**What you have to do:**
Whenever a line in the entries below contains "JSON", copy that line.

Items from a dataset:
+ + +
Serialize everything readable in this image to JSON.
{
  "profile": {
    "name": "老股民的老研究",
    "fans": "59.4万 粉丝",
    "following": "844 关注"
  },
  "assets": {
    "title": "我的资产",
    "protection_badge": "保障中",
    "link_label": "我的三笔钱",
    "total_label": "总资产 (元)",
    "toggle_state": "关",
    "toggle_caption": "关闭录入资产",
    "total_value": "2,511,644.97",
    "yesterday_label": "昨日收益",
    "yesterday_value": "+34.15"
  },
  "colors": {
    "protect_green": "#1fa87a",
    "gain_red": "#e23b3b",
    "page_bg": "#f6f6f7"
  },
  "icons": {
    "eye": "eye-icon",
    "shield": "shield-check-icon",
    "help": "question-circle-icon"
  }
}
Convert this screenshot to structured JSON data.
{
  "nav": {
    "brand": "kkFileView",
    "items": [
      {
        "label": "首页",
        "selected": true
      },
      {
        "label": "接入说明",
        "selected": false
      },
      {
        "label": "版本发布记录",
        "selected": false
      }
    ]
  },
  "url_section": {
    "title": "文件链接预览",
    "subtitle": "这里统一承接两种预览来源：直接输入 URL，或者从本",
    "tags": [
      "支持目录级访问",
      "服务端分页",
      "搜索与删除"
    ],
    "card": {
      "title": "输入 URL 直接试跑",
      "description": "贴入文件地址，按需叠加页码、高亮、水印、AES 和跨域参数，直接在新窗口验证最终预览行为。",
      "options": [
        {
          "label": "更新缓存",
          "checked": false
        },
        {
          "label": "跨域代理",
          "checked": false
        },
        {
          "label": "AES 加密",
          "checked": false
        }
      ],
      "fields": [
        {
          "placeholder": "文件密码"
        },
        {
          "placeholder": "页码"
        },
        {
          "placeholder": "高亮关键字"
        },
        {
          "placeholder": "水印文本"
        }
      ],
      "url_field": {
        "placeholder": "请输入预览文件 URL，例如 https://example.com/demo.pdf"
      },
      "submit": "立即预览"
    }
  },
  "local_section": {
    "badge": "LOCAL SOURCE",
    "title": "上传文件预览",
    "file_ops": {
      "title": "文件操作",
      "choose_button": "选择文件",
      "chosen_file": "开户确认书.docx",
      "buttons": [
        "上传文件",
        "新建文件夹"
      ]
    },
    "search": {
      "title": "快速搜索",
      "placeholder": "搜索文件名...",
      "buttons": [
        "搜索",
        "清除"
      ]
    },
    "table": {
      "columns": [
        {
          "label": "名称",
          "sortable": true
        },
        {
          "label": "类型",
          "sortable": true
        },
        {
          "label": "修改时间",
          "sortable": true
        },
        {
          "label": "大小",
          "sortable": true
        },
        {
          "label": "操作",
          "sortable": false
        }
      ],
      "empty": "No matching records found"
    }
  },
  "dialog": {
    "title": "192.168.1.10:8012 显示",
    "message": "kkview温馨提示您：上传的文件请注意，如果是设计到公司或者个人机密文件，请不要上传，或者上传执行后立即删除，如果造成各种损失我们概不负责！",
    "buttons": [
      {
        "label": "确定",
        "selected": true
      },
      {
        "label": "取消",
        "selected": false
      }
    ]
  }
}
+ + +
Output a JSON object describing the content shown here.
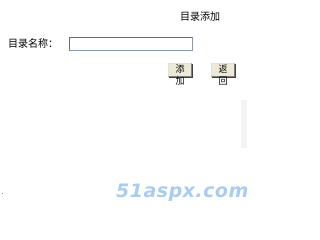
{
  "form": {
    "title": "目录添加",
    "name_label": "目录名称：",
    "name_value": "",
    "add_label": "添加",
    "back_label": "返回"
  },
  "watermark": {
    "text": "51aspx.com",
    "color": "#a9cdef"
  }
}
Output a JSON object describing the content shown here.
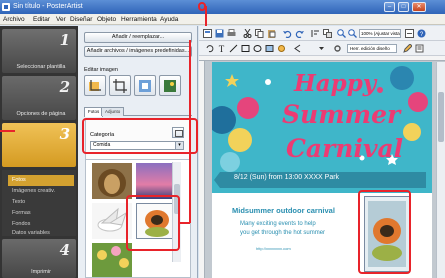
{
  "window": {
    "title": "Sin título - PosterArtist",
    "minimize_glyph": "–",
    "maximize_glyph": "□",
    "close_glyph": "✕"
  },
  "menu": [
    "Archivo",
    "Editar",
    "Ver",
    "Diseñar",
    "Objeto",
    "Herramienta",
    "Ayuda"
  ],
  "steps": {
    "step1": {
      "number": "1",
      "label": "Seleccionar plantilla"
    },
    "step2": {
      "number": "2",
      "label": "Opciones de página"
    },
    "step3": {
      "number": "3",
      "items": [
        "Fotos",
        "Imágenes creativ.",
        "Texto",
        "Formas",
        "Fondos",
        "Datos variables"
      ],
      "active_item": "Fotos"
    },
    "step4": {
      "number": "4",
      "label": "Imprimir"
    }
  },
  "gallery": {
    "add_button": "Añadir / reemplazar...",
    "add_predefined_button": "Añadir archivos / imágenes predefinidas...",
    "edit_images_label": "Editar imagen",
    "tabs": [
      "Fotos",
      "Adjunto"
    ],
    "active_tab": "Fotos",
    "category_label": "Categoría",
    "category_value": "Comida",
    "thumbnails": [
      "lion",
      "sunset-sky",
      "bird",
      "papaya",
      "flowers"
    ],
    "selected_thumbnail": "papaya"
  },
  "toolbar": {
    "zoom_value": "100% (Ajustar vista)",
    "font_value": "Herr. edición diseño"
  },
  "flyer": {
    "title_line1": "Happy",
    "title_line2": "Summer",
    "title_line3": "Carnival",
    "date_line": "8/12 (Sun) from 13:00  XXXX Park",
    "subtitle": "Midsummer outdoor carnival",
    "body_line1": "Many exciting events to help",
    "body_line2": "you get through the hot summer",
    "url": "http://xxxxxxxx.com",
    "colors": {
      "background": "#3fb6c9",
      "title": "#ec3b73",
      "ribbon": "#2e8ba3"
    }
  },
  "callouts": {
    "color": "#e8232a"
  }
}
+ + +
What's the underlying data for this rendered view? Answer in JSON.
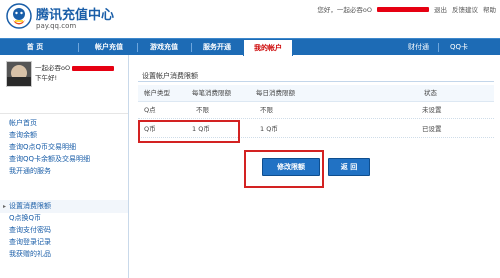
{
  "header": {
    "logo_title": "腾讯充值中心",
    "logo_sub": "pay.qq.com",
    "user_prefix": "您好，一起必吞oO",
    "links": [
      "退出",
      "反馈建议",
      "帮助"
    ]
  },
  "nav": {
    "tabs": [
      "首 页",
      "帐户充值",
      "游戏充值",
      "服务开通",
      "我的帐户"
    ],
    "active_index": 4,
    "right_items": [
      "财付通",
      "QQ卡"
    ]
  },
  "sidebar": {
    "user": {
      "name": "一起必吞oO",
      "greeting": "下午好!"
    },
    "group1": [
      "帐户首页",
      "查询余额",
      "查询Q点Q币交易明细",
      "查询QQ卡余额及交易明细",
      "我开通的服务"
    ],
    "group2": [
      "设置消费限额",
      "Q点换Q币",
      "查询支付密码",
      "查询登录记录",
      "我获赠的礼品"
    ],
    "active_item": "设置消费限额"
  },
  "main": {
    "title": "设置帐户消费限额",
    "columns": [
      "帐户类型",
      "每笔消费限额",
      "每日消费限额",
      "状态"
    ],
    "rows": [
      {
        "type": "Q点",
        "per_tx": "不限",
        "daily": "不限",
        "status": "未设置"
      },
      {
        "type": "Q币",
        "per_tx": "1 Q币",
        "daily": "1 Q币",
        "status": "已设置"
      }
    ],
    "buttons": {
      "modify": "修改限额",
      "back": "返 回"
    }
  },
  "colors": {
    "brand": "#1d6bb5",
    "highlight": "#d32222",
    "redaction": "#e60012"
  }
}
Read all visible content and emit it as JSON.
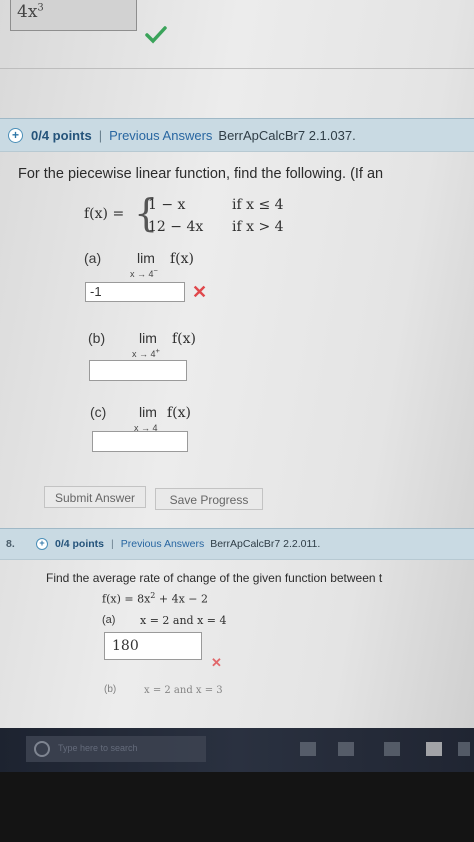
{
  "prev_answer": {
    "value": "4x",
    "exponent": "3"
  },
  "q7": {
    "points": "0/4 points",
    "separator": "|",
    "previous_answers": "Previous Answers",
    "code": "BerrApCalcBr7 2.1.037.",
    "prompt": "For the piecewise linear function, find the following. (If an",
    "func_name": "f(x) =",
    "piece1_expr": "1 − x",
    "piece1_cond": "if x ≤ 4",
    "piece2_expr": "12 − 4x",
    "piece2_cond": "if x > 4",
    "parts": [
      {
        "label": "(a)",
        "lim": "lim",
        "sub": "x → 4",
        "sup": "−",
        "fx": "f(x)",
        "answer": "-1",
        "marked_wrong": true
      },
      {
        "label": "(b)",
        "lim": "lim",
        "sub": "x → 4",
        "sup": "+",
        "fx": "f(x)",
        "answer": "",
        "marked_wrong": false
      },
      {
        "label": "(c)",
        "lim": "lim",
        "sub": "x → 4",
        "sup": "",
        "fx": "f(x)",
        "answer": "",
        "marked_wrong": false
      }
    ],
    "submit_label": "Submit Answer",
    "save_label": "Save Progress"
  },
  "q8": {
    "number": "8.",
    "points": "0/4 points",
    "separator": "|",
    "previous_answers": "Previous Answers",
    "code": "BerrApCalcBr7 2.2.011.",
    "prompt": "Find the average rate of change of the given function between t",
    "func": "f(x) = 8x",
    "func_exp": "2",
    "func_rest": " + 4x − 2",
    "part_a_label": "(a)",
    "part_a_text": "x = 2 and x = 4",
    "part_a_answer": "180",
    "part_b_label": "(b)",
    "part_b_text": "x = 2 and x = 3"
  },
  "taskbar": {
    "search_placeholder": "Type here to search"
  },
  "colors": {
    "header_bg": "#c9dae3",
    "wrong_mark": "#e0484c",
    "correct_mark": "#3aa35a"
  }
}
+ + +
**Result:**
Serialize everything readable in this image to JSON.
Convert this screenshot to structured JSON data.
Output a JSON object describing the content shown here.
Output a JSON object describing the content shown here.
What's the underlying data for this rendered view? Answer in JSON.
Read all visible content and emit it as JSON.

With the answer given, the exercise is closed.